## Task instructions:
Below are some entries. Copy each line that holds the string "title".
______________________________
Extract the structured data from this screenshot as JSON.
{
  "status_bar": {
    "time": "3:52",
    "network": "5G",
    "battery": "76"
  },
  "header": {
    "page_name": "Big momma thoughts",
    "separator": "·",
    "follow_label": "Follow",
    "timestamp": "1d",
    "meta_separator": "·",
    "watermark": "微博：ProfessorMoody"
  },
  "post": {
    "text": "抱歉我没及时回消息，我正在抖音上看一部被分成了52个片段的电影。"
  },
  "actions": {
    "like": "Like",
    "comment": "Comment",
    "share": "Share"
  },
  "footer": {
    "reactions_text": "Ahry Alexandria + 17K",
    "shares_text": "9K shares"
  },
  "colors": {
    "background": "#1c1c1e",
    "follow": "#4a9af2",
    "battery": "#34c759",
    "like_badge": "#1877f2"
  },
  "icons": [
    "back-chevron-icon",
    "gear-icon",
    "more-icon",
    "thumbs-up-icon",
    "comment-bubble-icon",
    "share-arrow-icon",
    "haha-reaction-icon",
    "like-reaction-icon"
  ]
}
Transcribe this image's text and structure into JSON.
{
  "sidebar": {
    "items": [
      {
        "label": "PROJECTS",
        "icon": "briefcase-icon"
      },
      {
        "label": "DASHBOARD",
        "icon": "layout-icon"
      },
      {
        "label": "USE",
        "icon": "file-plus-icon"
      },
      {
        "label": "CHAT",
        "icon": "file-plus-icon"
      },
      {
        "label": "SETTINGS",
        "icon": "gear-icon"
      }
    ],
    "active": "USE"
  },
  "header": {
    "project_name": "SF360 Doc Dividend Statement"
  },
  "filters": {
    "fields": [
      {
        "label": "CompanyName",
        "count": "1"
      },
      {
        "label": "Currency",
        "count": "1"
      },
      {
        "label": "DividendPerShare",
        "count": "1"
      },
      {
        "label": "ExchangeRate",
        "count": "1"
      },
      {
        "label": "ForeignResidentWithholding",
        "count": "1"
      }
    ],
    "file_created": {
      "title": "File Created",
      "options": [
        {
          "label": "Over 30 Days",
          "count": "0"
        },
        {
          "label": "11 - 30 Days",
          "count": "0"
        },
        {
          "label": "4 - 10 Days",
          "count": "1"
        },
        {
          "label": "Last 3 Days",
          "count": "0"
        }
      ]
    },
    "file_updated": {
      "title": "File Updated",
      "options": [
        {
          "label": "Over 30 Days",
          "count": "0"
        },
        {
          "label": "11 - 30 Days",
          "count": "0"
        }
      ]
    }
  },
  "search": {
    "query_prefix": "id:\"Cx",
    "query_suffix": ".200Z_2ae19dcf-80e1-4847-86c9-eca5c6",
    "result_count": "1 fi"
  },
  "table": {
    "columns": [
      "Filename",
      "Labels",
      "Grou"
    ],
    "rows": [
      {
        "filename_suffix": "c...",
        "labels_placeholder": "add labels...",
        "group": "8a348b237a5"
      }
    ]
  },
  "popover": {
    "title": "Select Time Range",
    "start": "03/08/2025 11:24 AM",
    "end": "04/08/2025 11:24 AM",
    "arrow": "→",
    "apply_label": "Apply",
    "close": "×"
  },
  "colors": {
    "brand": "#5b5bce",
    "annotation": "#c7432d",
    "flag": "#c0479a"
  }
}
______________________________
## Response area:
      "title": "File Created",
      "title": "File Updated",
    "title": "Select Time Range",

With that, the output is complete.